Data for review
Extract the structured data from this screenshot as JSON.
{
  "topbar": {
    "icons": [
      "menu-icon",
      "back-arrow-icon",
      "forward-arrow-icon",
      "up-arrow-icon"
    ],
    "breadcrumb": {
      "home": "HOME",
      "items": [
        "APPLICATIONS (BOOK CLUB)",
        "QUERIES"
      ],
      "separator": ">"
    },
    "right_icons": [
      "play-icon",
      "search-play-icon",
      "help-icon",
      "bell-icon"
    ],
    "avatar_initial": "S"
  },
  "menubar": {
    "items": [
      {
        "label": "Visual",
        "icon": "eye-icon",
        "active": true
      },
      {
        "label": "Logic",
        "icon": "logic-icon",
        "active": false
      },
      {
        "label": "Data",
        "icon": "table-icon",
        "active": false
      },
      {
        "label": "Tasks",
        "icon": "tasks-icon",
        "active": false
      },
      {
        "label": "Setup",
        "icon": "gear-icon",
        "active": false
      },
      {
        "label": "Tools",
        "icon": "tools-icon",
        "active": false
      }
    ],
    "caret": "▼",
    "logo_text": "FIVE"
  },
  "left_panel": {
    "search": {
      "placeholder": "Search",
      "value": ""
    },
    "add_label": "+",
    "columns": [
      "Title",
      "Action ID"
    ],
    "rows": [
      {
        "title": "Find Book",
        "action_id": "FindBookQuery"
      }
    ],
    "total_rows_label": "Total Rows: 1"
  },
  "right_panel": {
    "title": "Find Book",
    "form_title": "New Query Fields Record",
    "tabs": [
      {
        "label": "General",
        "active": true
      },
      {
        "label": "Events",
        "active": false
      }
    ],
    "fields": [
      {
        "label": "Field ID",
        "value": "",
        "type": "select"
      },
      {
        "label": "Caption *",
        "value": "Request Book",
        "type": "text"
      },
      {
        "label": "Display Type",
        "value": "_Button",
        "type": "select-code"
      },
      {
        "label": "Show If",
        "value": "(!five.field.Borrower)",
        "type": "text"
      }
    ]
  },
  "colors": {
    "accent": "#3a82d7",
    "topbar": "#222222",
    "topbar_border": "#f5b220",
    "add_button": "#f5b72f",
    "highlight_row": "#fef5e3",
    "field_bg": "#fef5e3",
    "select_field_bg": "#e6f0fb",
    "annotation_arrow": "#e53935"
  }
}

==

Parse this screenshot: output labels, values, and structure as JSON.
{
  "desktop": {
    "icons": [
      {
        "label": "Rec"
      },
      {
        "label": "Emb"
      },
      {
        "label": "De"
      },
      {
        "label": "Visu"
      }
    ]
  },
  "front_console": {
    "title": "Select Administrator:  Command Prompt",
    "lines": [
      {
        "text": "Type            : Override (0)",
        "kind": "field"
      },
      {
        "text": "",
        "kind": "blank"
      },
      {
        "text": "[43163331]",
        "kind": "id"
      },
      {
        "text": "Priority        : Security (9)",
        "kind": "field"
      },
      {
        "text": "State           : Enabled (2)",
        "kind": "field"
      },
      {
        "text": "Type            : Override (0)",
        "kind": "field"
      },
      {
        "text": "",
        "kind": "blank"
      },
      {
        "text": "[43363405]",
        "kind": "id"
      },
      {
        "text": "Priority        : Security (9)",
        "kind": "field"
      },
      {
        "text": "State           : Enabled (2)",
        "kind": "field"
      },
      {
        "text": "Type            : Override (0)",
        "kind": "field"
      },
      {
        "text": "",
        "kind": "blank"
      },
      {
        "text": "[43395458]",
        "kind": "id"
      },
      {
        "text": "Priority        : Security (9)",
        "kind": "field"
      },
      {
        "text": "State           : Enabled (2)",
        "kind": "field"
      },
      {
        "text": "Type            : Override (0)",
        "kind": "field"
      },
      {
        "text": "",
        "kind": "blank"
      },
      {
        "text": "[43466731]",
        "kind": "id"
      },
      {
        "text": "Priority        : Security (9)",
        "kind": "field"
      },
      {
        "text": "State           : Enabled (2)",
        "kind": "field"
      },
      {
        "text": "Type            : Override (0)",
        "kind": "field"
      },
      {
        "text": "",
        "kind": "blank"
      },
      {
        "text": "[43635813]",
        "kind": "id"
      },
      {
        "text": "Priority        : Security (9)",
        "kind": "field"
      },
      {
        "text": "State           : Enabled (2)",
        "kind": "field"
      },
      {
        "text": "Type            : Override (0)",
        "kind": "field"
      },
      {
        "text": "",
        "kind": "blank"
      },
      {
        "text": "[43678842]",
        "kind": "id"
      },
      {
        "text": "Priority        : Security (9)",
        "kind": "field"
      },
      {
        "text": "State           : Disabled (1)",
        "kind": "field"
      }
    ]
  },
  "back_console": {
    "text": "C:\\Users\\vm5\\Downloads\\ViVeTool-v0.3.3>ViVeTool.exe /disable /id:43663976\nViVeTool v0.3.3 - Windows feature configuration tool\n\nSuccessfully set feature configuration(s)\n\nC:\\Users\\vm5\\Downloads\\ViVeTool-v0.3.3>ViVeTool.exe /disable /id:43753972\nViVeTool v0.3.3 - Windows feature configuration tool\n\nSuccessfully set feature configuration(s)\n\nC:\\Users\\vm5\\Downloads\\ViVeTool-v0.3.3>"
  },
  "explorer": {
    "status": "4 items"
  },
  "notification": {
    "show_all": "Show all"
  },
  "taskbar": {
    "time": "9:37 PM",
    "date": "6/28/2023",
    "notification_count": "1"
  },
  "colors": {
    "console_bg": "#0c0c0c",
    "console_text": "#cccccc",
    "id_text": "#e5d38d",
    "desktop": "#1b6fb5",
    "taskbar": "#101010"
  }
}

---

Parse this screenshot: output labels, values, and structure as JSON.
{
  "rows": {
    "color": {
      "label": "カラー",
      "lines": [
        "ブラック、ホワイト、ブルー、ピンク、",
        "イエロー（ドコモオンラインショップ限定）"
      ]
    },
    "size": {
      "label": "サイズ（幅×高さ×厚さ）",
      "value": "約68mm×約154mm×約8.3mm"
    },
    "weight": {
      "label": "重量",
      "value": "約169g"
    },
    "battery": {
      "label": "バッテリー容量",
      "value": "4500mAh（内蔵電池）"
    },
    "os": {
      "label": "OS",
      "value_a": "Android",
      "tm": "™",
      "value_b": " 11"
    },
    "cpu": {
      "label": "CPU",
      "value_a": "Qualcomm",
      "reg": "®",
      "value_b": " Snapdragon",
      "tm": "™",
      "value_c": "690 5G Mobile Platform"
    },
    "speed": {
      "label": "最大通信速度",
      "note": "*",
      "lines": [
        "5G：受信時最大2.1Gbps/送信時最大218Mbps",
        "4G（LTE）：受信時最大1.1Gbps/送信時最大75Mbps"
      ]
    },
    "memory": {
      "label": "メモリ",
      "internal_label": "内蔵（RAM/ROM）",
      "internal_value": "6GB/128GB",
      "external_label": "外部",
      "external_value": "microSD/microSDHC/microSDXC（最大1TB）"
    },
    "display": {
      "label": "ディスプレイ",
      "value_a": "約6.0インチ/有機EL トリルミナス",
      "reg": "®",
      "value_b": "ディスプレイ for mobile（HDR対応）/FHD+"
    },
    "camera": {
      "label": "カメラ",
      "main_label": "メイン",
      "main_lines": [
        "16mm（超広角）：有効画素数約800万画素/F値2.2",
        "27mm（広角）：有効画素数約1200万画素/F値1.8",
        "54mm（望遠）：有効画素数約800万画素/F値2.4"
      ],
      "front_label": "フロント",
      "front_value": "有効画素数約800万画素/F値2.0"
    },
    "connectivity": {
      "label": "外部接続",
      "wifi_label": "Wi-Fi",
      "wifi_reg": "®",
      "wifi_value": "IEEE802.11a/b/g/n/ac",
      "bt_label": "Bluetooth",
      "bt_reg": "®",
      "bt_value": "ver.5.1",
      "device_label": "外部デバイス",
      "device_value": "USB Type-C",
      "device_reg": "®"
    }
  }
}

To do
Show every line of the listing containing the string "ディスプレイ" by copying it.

Answer to this problem
      "label": "ディスプレイ",
      "value_b": "ディスプレイ for mobile（HDR対応）/FHD+"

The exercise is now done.